Roadside litter will give Olympic tourists a bad impression of Britain, according to 94% of AA members in an AA/Populus poll of 8,800 drivers.
AA President, Edmund King, attended a Government Roundtable litter summit in March where Environment Secretary, Caroline Spelman, also called for litter action prior to the Games. AA Streetwatch volunteers and staff will conduct a 'big litter pick' before the games.
The spring and summer holiday usually brings with it an increase in roadside litter – often thrown from cars. The Highways Agency is responsible for trunk roads and motorways which see the equivalent of 700,000 bags of rubbish being dumped each year. More than £880 million is spent on clearing litter from local streets each year.
A previous poll from Keep Britain Tidy claimed that an astonishing 35% admitted to dropping litter from their vehicle on that day alone and 42% in the past week. The most likely culprit would be a male smoker aged under 25 with low educational attainment. Sixty seven per cent of commercial vehicle drivers had littered in the last week, according to this survey.
London is soon to introduce legislation that would enable boroughs to issue penalty notices against the registered keepers of vehicles from which litter is thrown.
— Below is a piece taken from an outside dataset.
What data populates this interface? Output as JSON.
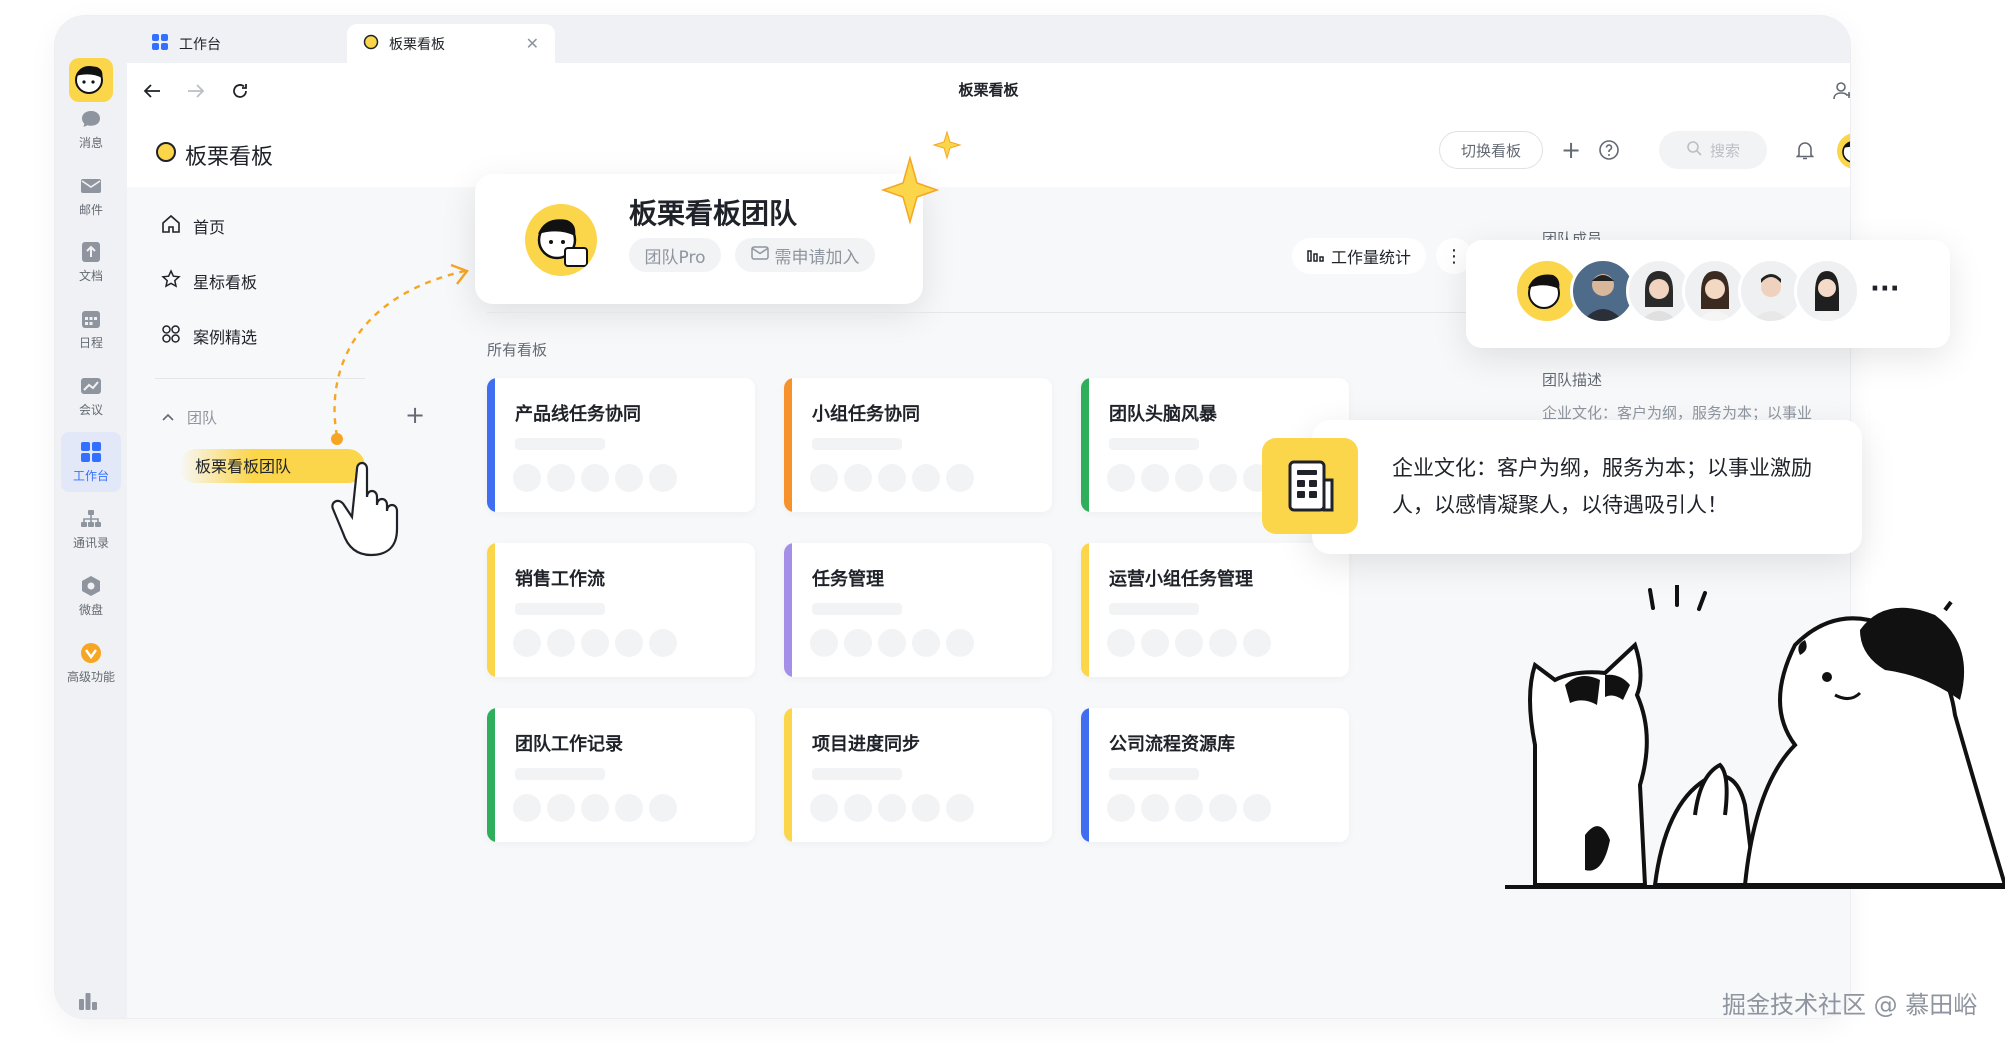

If the pilot is successful these powers could be extended elsewhere, according to the Environment Secretary.
Under current legislation, individuals can be issued with a £50-£80 fixed penalty or be fined up to £2,500.
litter strewn highways and byways will give tourists a bad impression at the Games so we are pleading with all drivers to stop their drive-by tossing
Edmund King, AA president
Commenting, Edmund King, AA President, said: “Drivers agree that our litter strewn highways and byways will give tourists a bad impression at the Games so we are pleading with all drivers to stop their drive-by tossing. Drive-by litter louts deserve to be targeted and fined.
" Four fifths of AA members claim to be angry at roadside littering but most are adamant they are not the cause of litter themselves – with only 8% admitting 'litter guilt'. Whoever is to blame there is no excuse for being a roadside 'litter lout' whose actions can cause a danger to other road users and also to those who have to clear up after them.
“AA Streetwatch volunteers and staff will be conducting The AA Streetwatch big litter pick collection in May to help clear up our streets.”
Volunteers can register their interest in helping with AA Streetwatch The big litter pick to be run from 12 May to 25 May at www.aastreetwatch.com
The results show that:
For the Highways Agency, litter is not only unsightly but also a threat to the environment. Clearing rubbish puts road workers at risk of injury and diverts resources away from road maintenance and repairs.